I took my toddler son to a rugby game recently.
We caught the later stages of a remarkable match and he sat on my shoulders, fixated.
Granted, he’s too young to know what it means to see Rugby World Cup players and possible future Olympians competing for local clubs.
For junior, the smash and hustle of 30 players chasing one ball is good enough.
Sadly (more like full-on crying, in his case), I had to cut the post-game interviews short. Taking junior to sporting events is a trial-and-error experiment on my days off.
Yet I still learned something new, thanks to some compassionate interviewees.
The Canadian Direct Insurance Premier Rugby League, which has featured nearly every player who has donned a Canada jersey in recent years – save for a couple of imports with Canadian passports – limits the number of nationally carded, non-homegrown players to three per team per game.
This, despite the opening of Rugby Canada’s new $1-million, high-performance training facility in Langford, which draws even more national-calibre players to the four South Island clubs.
Rugby Canada’s centre is a final step towards centralizing the national program on the South Island. It will provide training for Canada’s under-17 and U-20 teams, plus the senior sevens and 15s sides. It’s a boon for the local economy and athletics scene, growing Victoria’s reputation as a mecca for Canadian athletes.
Except from the sidelines, it leaves one wondering where the players are supposed to play in the meantime.
Every Island team in the CDI Premier League has found a home for migrating national players at one point: the University of Victoria Vikes, James Bay Athletic Association, and though they’re not currently in the premier league, the Velox Valhallians.
The B.C. Rugby Union approved the carded player rule by a 119-78 margin at its 2010 AGM. One club manager told me it was to prevent the “stacking” of teams with carded players they did not develop.
Doing the math, there are between 40 to 60 nationally carded senior players, with another couple dozen on the radar. Langford is the stepping stone to their international desires, and the Premier League is a stepping stone to Langford. Aside from about a dozen of those players playing pro in Europe, the rest rely on homes with one of the Premier League’s eight teams. That’s only 24 players walking into spots.
The Castaway-Wanderers benefited from an influx of eastern players hoping for a sniff at the Rugby World Cup when they won the provincial title last year. The Canadian team that defeated Tonga in the World Cup was heavily flavoured with that same CW team.
A stipulation to the rule says that carded players who are “developed” by the teams for which they are playing are exempt. UVic and UBC are also immune, because of their varsity status.

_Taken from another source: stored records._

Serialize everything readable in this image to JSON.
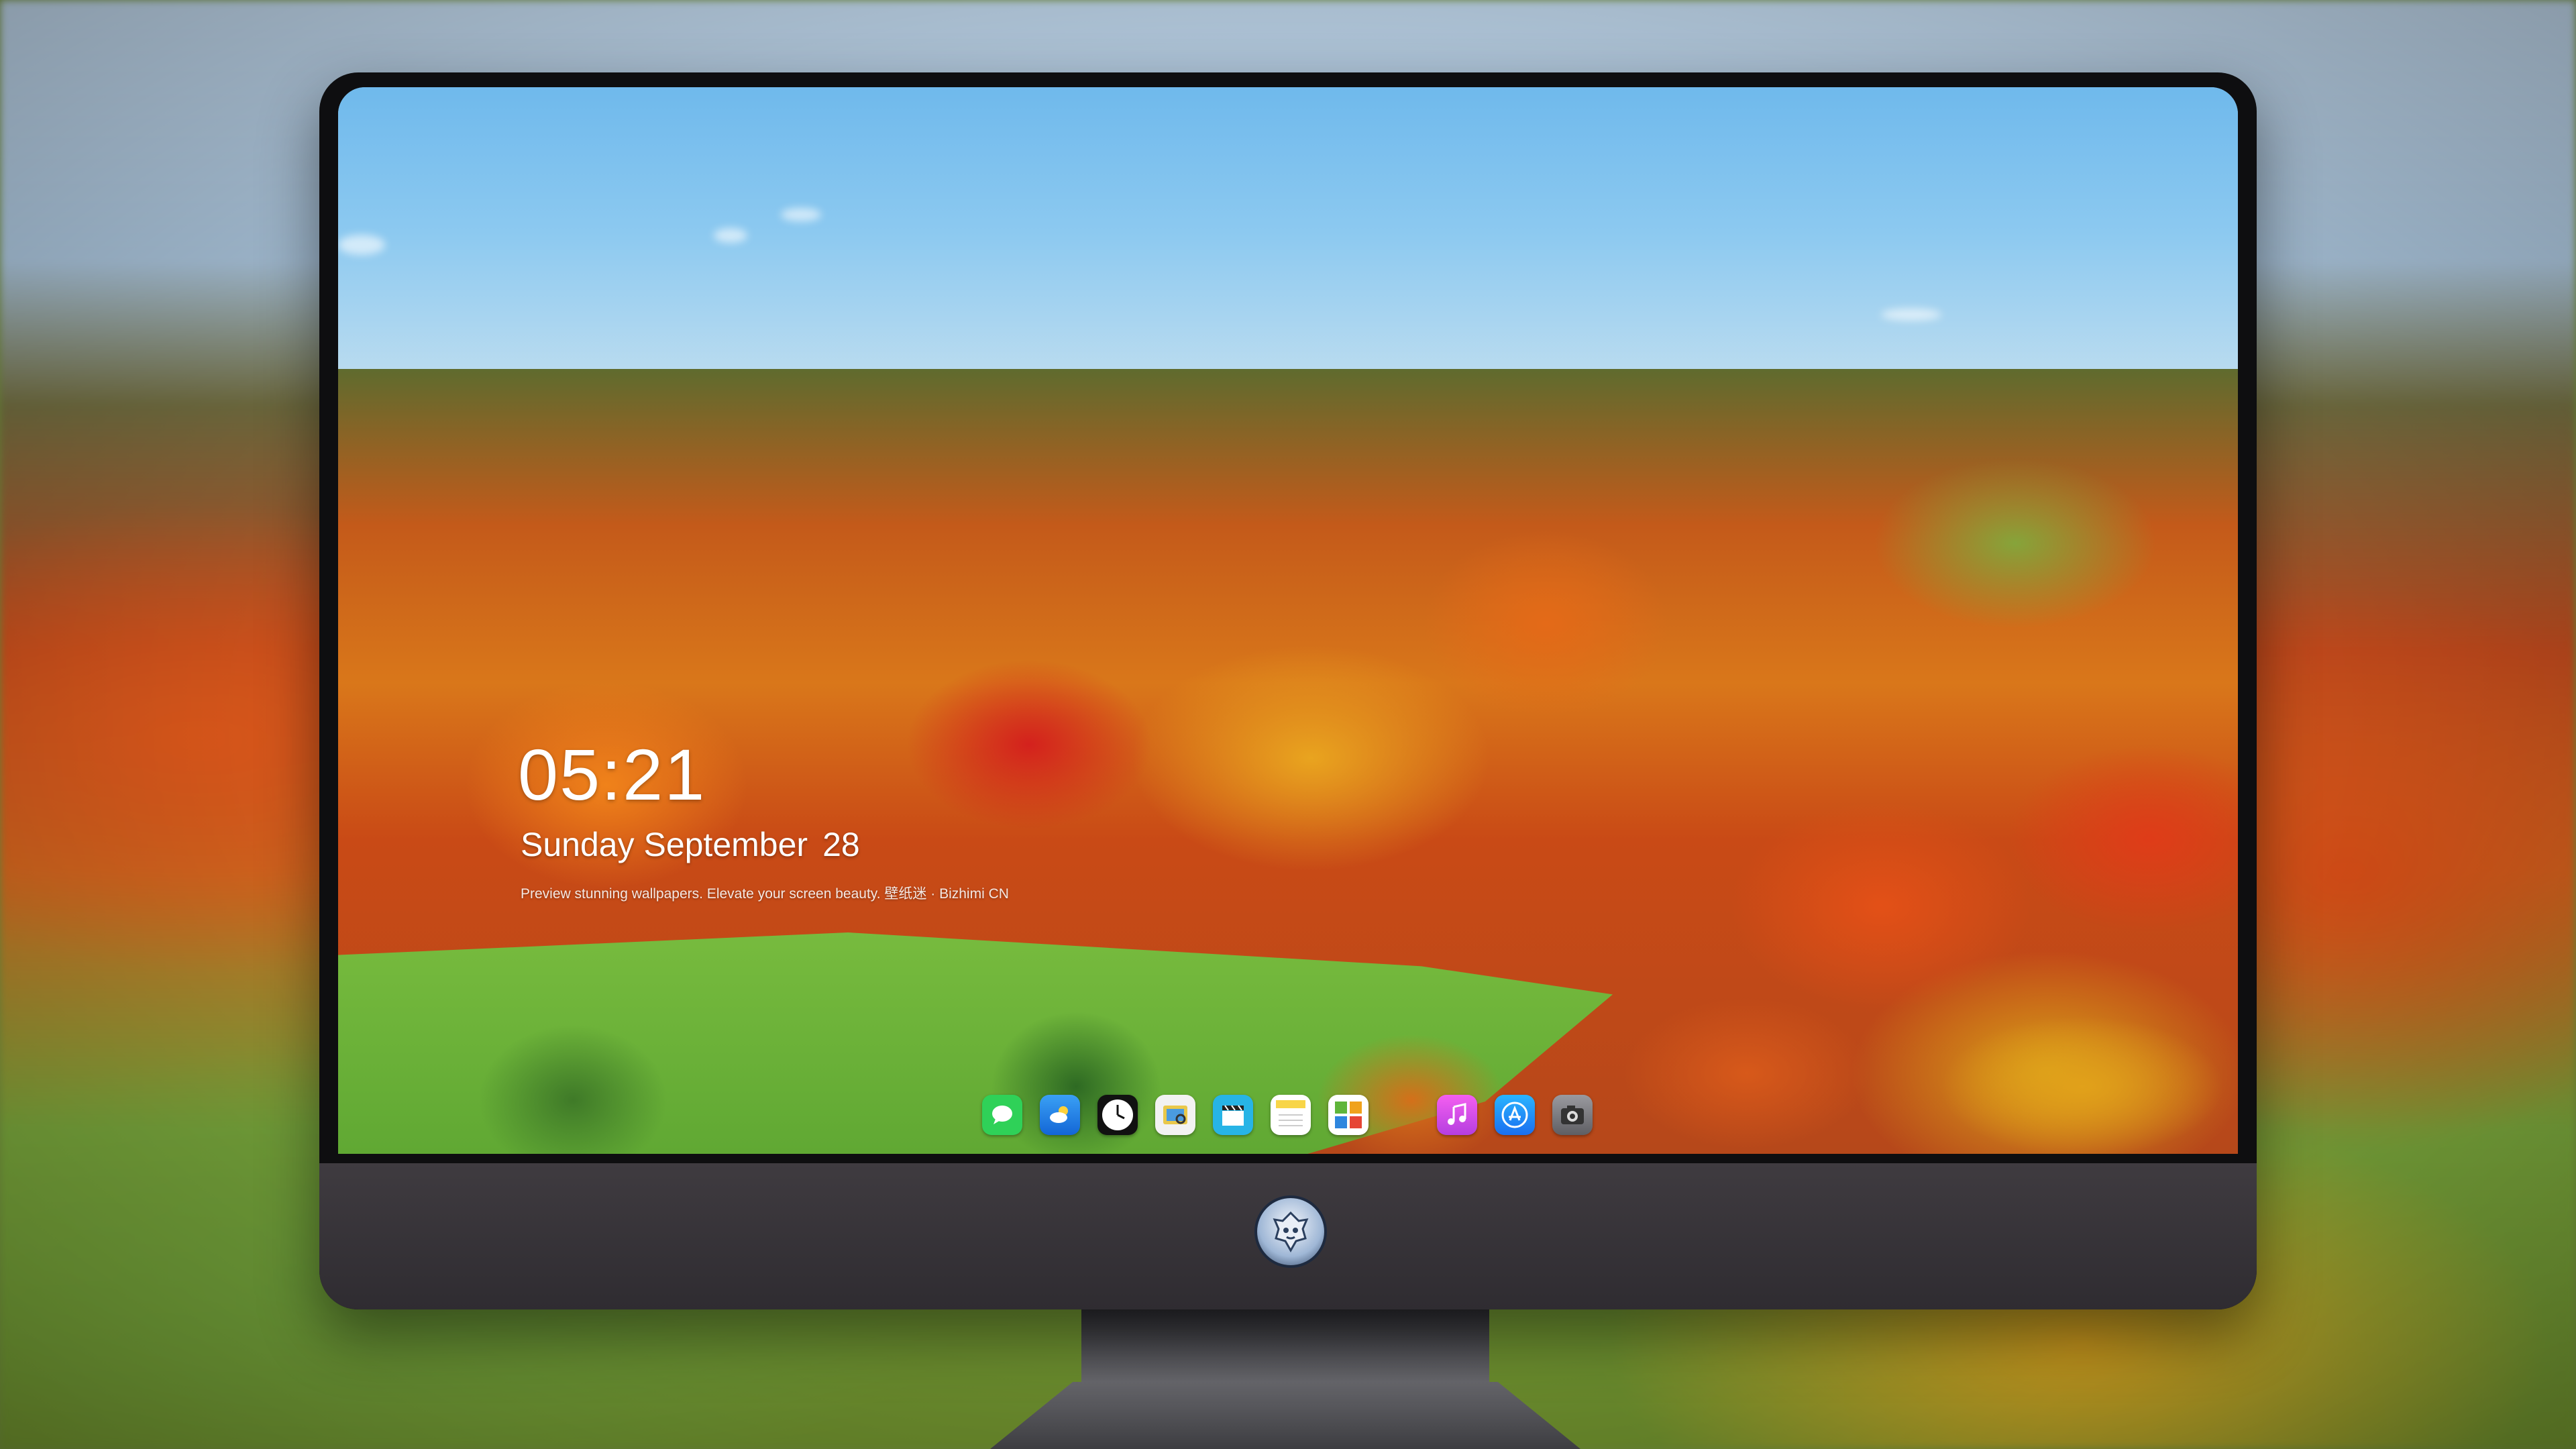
{
  "lock_screen": {
    "time": "05:21",
    "weekday_month": "Sunday September",
    "day": "28",
    "tagline": "Preview stunning wallpapers. Elevate your screen beauty. 壁纸迷 · Bizhimi CN"
  },
  "dock": {
    "apps": [
      {
        "name": "messages",
        "icon": "message-bubble-icon",
        "color": "#2fd158"
      },
      {
        "name": "weather",
        "icon": "cloud-sun-icon",
        "color": "#1e88f0"
      },
      {
        "name": "clock",
        "icon": "clock-icon",
        "color": "#ffffff"
      },
      {
        "name": "preview",
        "icon": "preview-icon",
        "color": "#e9c84a"
      },
      {
        "name": "clips",
        "icon": "clapperboard-icon",
        "color": "#27b4e6"
      },
      {
        "name": "notes",
        "icon": "notes-icon",
        "color": "#f8d548"
      },
      {
        "name": "photo-booth",
        "icon": "photos-icon",
        "color": "#5fb53a"
      },
      {
        "name": "music",
        "icon": "music-note-icon",
        "color": "#e44fe8"
      },
      {
        "name": "app-store",
        "icon": "app-store-icon",
        "color": "#1a8df0"
      },
      {
        "name": "camera",
        "icon": "camera-icon",
        "color": "#8a8a8e"
      }
    ]
  },
  "monitor": {
    "logo": "dragon-mascot-icon"
  }
}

It means James Bay can throw national scrum half Sean White and fly half Connor Braid into the lineup at any time. And when national sevens captain Phil Mack finishes his time at UVic, he too will be free to play for James Bay. The same goes for the Castaway-Wanderers, with Michael Fuailefau and Beau Parker.
The rule does slow graduating Vikes with national team status from jumping ship to Island clubs, however. National prop Andrew Tiedeman and his Vikes front row mate Toby Peyton came to the Castaway-Wanderers from UVic this year. Tiedeman is CW’s new captain, while Peyton hasn’t played in the Premier League yet this year.
One would expect Velox to get a boost sooner than later, and hopefully it means their return to the Premier League next year. But that’s still only a few players. Perhaps the answer lies in a return of the Pacific Pride under-23 program, which was also part of the Premier League.
Whatever the answer, there’s got to be some way to see more of Canada’s rugby team in Victoria besides at practice, or on the Premier League sidelines.
Travis Paterson is sports reporter for Black Press Greater Victoria.